President Mike Tenbusch and other Michigan-based staff visit San Pedro Sula, Honduras. During the trip, International Samaritan celebrated the inauguration of the first 9th grade classroom at their education center there.

“As a Christ-centered organization built on the principles of Catholic social teaching, the Catholic Foundation was a perfect fit for our investment needs,” adds Mike Tenbusch, president of International Samaritan.

These scholarships have allowed young people to go from working in the dumps to becoming teachers and going to medical school. And the process of setting up the fund to support these scholarships was a meaningful process for International Samaritan’s leadership.

“Everyone we have worked with at the Foundation has been thoughtful and responsive to where we are and what we need, which is exactly who and what we try to be for people living and working in garbage dump communities. It’s been refreshing and encouraging to work with people who care so much about helping us to grow and get stronger,” Mike reflects.

Doña Maribel Gonzalez works in the La Joya dump in Nicaragua. She has two children and works extremely hard to support her family. International Samaritan is funding construction of a new home for the family.

He continues, “As a donor myself, I want to know that what I’m investing in is consistent with what I care most about. The Catholic Foundation helps us to ensure that the things we are investing in adhere to the same principles that our work is based on. That means a lot to us.”

Doña Maribel Gonzalez works in the La Joya dump in Nicaragua. She has two children and works extremely hard to support her family. International Samaritan is funding construction of a new home for the family.

In addition to providing thoughtful and personalized attention, and an opportunity to invest with a focus on integrity and values, Mike believes that endowments like the one they just opened provide needed financial stability.

“An endowment is the vehicle to move a nonprofit into financial stability. It takes away the stress of raising 100% of expenses each year and gives the organization space to focus instead on how it can be most effective,” he reflects.

International Samaritan offers many opportunities to support their work and engage in hands-on, transformative ways. “Concern for the poor is central to our faith and material poverty should be a concern of every Catholic. It is important to make sure that while we address the material needs of the poor we don’t do any spiritual damage. When looking for opportunities to serve the poor, we strive to find missions that serve the body, mind, and spirit in accordance with Catholic teaching and tradition,” Dan Weingartz shares, reflecting on his own motivation for serving with International Samaritan as a board member.

“If you are troubled by the fact that one out of ten people in the world live on less than $2 per day and want to do something meaningful to help, International Samaritan may be a great resource for you,” encourages Mike. “In addition to funding our endowment with the Catholic Foundation, there are young people in need of sponsorship for their education, and we are also building homes, funding water solutions, and creating “family life centers” in the communities where we work.

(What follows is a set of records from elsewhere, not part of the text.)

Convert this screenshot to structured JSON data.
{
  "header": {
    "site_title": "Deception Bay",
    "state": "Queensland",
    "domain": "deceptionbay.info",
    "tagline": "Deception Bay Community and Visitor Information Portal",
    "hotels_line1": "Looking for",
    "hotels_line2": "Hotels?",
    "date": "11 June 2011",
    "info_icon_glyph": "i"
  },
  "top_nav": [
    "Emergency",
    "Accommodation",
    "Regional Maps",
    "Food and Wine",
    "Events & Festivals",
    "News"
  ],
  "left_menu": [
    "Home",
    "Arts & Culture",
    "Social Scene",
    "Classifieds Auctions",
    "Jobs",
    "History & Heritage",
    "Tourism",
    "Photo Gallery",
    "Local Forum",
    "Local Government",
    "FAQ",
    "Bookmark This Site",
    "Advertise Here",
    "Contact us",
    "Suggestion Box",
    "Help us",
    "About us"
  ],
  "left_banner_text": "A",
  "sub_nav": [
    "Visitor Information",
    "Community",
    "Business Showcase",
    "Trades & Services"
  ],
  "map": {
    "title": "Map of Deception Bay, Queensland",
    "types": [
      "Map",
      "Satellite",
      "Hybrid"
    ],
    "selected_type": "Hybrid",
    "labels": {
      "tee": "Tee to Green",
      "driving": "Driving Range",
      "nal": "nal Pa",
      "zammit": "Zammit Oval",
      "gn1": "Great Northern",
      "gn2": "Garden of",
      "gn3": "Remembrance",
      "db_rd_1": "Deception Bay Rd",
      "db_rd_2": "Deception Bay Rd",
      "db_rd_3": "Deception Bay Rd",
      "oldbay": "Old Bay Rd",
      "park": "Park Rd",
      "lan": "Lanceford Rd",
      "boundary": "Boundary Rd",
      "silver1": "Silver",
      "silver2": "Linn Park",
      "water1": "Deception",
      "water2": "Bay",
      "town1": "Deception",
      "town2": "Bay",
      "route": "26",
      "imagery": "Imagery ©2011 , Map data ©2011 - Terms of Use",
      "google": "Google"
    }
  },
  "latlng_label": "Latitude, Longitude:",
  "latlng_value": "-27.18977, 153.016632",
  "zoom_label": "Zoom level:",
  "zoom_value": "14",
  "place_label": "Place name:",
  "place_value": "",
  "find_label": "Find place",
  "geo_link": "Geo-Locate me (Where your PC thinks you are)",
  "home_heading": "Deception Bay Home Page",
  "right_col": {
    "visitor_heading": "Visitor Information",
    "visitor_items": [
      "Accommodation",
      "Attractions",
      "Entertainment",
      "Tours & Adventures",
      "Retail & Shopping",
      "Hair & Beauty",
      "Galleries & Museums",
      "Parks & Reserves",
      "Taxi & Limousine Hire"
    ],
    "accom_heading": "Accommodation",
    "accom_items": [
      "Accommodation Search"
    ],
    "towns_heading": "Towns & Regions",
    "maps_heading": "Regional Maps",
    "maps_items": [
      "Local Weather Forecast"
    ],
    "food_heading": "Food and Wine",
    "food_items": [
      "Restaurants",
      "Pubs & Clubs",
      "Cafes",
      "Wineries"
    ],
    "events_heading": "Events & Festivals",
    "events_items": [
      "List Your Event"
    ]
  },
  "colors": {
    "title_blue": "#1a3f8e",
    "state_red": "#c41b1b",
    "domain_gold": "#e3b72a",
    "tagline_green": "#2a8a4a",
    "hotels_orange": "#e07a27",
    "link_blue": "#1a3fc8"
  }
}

We have six medical mission trips planned for 2020 and are looking for volunteers. We also work with 20 Catholic schools across the country that will go on week-long service immersion trips with us next year, and we would like to expand to more Catholic schools and churches.”

To learn more about getting involved visit International Samaritan’s website at

Support International Samaritan’s Endowment Fund

International Samaritan’s headquarters in Ann Arbor.